Given data START

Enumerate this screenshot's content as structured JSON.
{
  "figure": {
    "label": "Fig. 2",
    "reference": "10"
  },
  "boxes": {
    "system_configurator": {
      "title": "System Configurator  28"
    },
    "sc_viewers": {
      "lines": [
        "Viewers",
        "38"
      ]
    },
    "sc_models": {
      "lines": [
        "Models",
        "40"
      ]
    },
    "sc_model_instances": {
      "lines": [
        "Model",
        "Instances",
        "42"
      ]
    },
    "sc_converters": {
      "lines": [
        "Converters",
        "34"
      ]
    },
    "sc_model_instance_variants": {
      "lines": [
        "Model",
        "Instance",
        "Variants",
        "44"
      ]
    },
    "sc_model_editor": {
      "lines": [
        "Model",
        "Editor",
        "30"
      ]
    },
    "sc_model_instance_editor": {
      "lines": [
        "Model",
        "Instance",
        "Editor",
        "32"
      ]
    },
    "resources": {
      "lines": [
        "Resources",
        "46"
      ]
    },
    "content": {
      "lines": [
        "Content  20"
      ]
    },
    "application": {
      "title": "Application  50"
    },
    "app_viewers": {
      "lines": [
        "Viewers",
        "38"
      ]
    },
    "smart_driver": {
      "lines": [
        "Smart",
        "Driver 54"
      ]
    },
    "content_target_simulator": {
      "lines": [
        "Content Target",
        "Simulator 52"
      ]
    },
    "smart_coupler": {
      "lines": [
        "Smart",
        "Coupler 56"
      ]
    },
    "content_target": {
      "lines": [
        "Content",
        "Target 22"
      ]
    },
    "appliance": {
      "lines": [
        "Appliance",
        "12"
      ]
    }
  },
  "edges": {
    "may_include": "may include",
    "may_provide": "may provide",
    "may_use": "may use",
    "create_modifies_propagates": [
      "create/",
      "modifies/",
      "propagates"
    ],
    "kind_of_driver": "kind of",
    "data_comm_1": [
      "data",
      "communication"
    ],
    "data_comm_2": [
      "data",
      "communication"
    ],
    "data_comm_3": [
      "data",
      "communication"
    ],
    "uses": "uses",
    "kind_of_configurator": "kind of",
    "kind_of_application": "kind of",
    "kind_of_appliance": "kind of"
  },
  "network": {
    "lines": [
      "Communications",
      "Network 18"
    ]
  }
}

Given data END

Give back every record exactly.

__Answer section__
Enumerate this screenshot's content as structured JSON.
{
  "figure": {
    "label": "Fig. 2",
    "reference": "10"
  },
  "boxes": {
    "system_configurator": {
      "title": "System Configurator  28"
    },
    "sc_viewers": {
      "lines": [
        "Viewers",
        "38"
      ]
    },
    "sc_models": {
      "lines": [
        "Models",
        "40"
      ]
    },
    "sc_model_instances": {
      "lines": [
        "Model",
        "Instances",
        "42"
      ]
    },
    "sc_converters": {
      "lines": [
        "Converters",
        "34"
      ]
    },
    "sc_model_instance_variants": {
      "lines": [
        "Model",
        "Instance",
        "Variants",
        "44"
      ]
    },
    "sc_model_editor": {
      "lines": [
        "Model",
        "Editor",
        "30"
      ]
    },
    "sc_model_instance_editor": {
      "lines": [
        "Model",
        "Instance",
        "Editor",
        "32"
      ]
    },
    "resources": {
      "lines": [
        "Resources",
        "46"
      ]
    },
    "content": {
      "lines": [
        "Content  20"
      ]
    },
    "application": {
      "title": "Application  50"
    },
    "app_viewers": {
      "lines": [
        "Viewers",
        "38"
      ]
    },
    "smart_driver": {
      "lines": [
        "Smart",
        "Driver 54"
      ]
    },
    "content_target_simulator": {
      "lines": [
        "Content Target",
        "Simulator 52"
      ]
    },
    "smart_coupler": {
      "lines": [
        "Smart",
        "Coupler 56"
      ]
    },
    "content_target": {
      "lines": [
        "Content",
        "Target 22"
      ]
    },
    "appliance": {
      "lines": [
        "Appliance",
        "12"
      ]
    }
  },
  "edges": {
    "may_include": "may include",
    "may_provide": "may provide",
    "may_use": "may use",
    "create_modifies_propagates": [
      "create/",
      "modifies/",
      "propagates"
    ],
    "kind_of_driver": "kind of",
    "data_comm_1": [
      "data",
      "communication"
    ],
    "data_comm_2": [
      "data",
      "communication"
    ],
    "data_comm_3": [
      "data",
      "communication"
    ],
    "uses": "uses",
    "kind_of_configurator": "kind of",
    "kind_of_application": "kind of",
    "kind_of_appliance": "kind of"
  },
  "network": {
    "lines": [
      "Communications",
      "Network 18"
    ]
  }
}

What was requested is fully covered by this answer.